OK, theory time over, let's get to work again. Turn the Contiguous option off, click on some of the grey to select all of the grey areas, so your image once again looks like this... now we are going to make that grey lighter. Remember I said above that "the white areas are the areas that are visible in the game, the black areas are the areas that are invisible in the game & the grey areas are, as the phrase implies, a little bit of both" ? Well, now we are going to make the grey areas lighter so that they are still visible in the game but not too visible that they have the jagged edge that our two-pixel stepped angle creates.

Go to the action bar, select Image / Adjust / and Brightness/Contrast... which should bring up an options box like this:

Make sure you have the Preview option ticked, as this will allow you to see what you are doing in real time to the image you are doing it to. You can either use the slider bars with this facility, or type in predetermined levels. You can play about with this to your heart's content to find the perfect looking A channel grey for your particular preference, or you can just move the slider bar to 75 / type 75 in the Brightness box which is what I am going to do.

I am leaving the Contrast box at 0.

Press OK, then deselect the running ants from your image, which now looks something like this:

Can you see the grey looks a little lighter than it did before? Just to compare the two, here below is what it looked like a moment ago:

That difference in grey might not look a lot here, but believe me it will make a GREAT difference in your game.

We are not finished just yet; if we left it like that it would still look "stepped". Click anywhere in the black, right click and "Select Inverse" to select the fireplace shape.

Go back to your action bar, select Filter / Blur: and your image should then look like this:

Can you see that the grey is now not quite as defined as before? This will give a nice smooth edge to your object without looking as fuzzy as it did before.

And the very good news is that we are almost done now!

Back to your action bar, and select Image/Mode/Indexed - where you will find that unlike when we Index our RGB images, this time there is no Indexed option for you to select.

Now you can Save your image, and do exactly the same process for the other view / views of the object, depending on what kind of object you have chosen to amend.

Now you have done all your A sprites, it is time to import our object back into TMog as usual. Once you have done that, we can close down TMog, open up our game, and see if we can play spot-the-difference.

Let's look once more at our two fireplaces before and after.


That is much better quality, better defined in the game, and will look better next to default objects or those made by other artists who edit their Alpha Channels. Which is now us! From now on, we are going to edit our Alpha channels in all objects we make. Aren't we? Yes, bun, we are. Good :o)

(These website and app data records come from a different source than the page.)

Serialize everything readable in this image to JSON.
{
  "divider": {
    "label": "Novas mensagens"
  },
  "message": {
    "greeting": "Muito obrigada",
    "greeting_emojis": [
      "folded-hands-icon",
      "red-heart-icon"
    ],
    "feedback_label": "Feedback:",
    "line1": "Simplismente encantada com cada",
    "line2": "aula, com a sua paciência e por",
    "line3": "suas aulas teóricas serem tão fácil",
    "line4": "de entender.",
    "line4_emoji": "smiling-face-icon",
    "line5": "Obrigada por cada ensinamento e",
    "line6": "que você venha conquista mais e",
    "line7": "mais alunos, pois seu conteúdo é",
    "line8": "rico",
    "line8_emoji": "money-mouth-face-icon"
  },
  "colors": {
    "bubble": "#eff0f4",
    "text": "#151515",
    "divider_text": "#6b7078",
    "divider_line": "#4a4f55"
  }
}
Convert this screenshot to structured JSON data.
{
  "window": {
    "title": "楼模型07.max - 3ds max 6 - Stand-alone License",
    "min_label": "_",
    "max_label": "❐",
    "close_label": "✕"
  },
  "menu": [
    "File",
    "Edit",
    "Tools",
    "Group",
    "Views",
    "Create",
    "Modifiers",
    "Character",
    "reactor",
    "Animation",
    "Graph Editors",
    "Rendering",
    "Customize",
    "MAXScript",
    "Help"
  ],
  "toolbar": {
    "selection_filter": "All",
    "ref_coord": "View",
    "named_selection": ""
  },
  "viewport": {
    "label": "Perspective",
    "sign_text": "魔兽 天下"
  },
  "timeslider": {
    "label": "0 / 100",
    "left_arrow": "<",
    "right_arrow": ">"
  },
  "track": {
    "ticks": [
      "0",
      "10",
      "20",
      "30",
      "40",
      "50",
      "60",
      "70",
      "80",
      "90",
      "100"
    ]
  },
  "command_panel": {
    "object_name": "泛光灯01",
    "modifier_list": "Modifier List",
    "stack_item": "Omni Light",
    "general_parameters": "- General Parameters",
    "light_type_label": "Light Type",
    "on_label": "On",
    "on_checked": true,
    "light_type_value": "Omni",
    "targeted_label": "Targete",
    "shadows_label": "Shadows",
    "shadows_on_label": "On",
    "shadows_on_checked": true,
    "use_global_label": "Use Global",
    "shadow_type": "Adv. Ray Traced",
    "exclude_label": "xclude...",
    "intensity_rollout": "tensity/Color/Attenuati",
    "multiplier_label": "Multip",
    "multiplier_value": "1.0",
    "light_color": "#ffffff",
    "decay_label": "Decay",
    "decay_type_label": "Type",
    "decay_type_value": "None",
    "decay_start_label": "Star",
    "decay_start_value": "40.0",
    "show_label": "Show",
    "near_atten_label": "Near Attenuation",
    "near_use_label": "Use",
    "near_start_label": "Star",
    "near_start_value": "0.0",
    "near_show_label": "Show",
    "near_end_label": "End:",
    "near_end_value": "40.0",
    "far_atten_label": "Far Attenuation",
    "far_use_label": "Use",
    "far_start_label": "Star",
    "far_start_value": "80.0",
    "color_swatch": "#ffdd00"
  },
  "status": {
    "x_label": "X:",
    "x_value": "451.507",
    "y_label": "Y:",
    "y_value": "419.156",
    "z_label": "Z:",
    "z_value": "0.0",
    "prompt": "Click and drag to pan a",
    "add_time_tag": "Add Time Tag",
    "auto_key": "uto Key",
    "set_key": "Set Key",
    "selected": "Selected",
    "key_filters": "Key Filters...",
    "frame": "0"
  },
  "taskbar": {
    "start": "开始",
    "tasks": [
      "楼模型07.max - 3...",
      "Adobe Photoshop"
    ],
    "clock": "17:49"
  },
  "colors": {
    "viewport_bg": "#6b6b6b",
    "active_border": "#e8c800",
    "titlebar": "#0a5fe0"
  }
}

Because next time, we are going to look at making transparent / semi-opaque objects which requires a lot more A channel work :o)